:: EXERCISE DATA ::

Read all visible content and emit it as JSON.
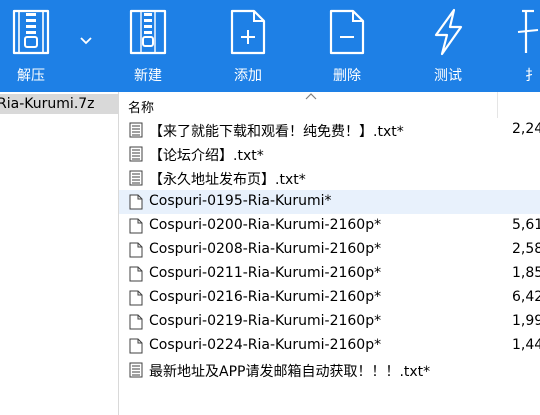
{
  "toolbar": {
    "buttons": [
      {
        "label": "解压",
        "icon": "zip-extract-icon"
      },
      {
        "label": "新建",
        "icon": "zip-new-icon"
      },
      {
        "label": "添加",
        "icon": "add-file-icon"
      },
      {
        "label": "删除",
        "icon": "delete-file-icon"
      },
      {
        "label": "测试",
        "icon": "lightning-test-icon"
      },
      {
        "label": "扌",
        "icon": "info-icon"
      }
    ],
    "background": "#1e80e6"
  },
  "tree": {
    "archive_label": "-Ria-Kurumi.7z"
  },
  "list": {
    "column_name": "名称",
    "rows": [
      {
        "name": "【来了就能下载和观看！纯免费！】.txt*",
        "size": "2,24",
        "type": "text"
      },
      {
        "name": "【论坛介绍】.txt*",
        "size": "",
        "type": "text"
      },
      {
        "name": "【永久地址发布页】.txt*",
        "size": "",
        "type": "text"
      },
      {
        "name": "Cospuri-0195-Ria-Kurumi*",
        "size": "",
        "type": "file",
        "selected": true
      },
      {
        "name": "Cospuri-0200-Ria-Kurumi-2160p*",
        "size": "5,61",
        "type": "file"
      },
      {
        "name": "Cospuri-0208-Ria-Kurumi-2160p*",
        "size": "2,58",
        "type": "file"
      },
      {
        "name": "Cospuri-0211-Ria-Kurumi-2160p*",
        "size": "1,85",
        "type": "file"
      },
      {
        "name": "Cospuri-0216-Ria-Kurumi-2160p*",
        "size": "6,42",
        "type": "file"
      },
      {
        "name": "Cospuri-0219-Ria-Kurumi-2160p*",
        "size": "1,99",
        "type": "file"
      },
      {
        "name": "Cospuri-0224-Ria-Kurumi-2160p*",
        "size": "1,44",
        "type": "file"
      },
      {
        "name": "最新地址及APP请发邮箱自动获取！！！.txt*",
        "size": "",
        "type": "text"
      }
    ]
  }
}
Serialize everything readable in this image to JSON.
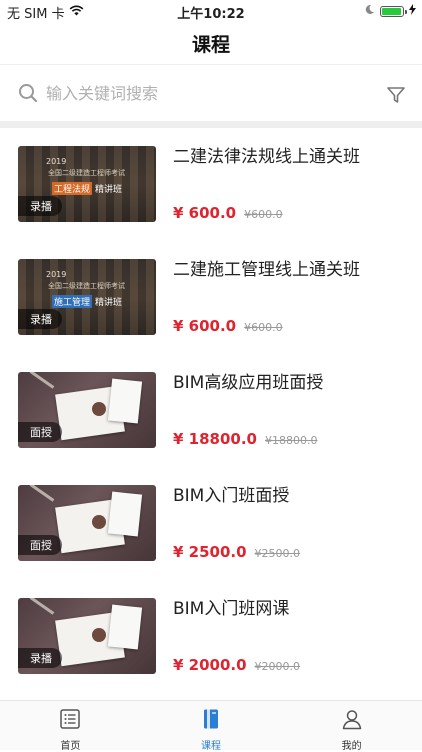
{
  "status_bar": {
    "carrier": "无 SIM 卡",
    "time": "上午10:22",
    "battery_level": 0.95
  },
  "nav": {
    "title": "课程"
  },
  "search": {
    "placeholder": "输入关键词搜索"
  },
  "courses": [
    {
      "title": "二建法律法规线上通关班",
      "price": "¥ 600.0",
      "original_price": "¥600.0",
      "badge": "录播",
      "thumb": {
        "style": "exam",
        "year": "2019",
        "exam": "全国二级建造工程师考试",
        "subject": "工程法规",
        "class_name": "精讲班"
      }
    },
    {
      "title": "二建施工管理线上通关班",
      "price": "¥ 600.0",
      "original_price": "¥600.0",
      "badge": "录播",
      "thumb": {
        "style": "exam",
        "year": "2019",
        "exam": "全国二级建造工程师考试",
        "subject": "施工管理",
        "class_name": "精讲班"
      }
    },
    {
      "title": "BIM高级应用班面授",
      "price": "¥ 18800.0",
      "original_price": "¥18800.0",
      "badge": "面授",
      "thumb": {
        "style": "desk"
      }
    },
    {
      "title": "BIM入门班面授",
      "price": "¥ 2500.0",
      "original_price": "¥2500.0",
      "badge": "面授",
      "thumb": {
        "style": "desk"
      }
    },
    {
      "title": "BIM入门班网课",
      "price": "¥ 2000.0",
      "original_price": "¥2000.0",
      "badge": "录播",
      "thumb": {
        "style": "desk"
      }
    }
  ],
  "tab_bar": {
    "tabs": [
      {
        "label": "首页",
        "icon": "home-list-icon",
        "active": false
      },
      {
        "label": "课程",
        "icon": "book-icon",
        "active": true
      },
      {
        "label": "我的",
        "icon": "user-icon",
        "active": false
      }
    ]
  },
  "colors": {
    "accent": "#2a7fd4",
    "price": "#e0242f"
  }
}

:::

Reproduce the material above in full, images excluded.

RESPONSE FOR THIS EXERCISE.
Read all visible content and emit it as JSON.
{
  "toolbar": {
    "buttons": [
      {
        "label": "解压",
        "icon": "zip-extract-icon"
      },
      {
        "label": "新建",
        "icon": "zip-new-icon"
      },
      {
        "label": "添加",
        "icon": "add-file-icon"
      },
      {
        "label": "删除",
        "icon": "delete-file-icon"
      },
      {
        "label": "测试",
        "icon": "lightning-test-icon"
      },
      {
        "label": "扌",
        "icon": "info-icon"
      }
    ],
    "background": "#1e80e6"
  },
  "tree": {
    "archive_label": "-Ria-Kurumi.7z"
  },
  "list": {
    "column_name": "名称",
    "rows": [
      {
        "name": "【来了就能下载和观看！纯免费！】.txt*",
        "size": "2,24",
        "type": "text"
      },
      {
        "name": "【论坛介绍】.txt*",
        "size": "",
        "type": "text"
      },
      {
        "name": "【永久地址发布页】.txt*",
        "size": "",
        "type": "text"
      },
      {
        "name": "Cospuri-0195-Ria-Kurumi*",
        "size": "",
        "type": "file",
        "selected": true
      },
      {
        "name": "Cospuri-0200-Ria-Kurumi-2160p*",
        "size": "5,61",
        "type": "file"
      },
      {
        "name": "Cospuri-0208-Ria-Kurumi-2160p*",
        "size": "2,58",
        "type": "file"
      },
      {
        "name": "Cospuri-0211-Ria-Kurumi-2160p*",
        "size": "1,85",
        "type": "file"
      },
      {
        "name": "Cospuri-0216-Ria-Kurumi-2160p*",
        "size": "6,42",
        "type": "file"
      },
      {
        "name": "Cospuri-0219-Ria-Kurumi-2160p*",
        "size": "1,99",
        "type": "file"
      },
      {
        "name": "Cospuri-0224-Ria-Kurumi-2160p*",
        "size": "1,44",
        "type": "file"
      },
      {
        "name": "最新地址及APP请发邮箱自动获取！！！.txt*",
        "size": "",
        "type": "text"
      }
    ]
  }
}
Serialize everything readable in this image to JSON.
{
  "status_bar": {
    "carrier": "无 SIM 卡",
    "time": "上午10:22",
    "battery_level": 0.95
  },
  "nav": {
    "title": "课程"
  },
  "search": {
    "placeholder": "输入关键词搜索"
  },
  "courses": [
    {
      "title": "二建法律法规线上通关班",
      "price": "¥ 600.0",
      "original_price": "¥600.0",
      "badge": "录播",
      "thumb": {
        "style": "exam",
        "year": "2019",
        "exam": "全国二级建造工程师考试",
        "subject": "工程法规",
        "class_name": "精讲班"
      }
    },
    {
      "title": "二建施工管理线上通关班",
      "price": "¥ 600.0",
      "original_price": "¥600.0",
      "badge": "录播",
      "thumb": {
        "style": "exam",
        "year": "2019",
        "exam": "全国二级建造工程师考试",
        "subject": "施工管理",
        "class_name": "精讲班"
      }
    },
    {
      "title": "BIM高级应用班面授",
      "price": "¥ 18800.0",
      "original_price": "¥18800.0",
      "badge": "面授",
      "thumb": {
        "style": "desk"
      }
    },
    {
      "title": "BIM入门班面授",
      "price": "¥ 2500.0",
      "original_price": "¥2500.0",
      "badge": "面授",
      "thumb": {
        "style": "desk"
      }
    },
    {
      "title": "BIM入门班网课",
      "price": "¥ 2000.0",
      "original_price": "¥2000.0",
      "badge": "录播",
      "thumb": {
        "style": "desk"
      }
    }
  ],
  "tab_bar": {
    "tabs": [
      {
        "label": "首页",
        "icon": "home-list-icon",
        "active": false
      },
      {
        "label": "课程",
        "icon": "book-icon",
        "active": true
      },
      {
        "label": "我的",
        "icon": "user-icon",
        "active": false
      }
    ]
  },
  "colors": {
    "accent": "#2a7fd4",
    "price": "#e0242f"
  }
}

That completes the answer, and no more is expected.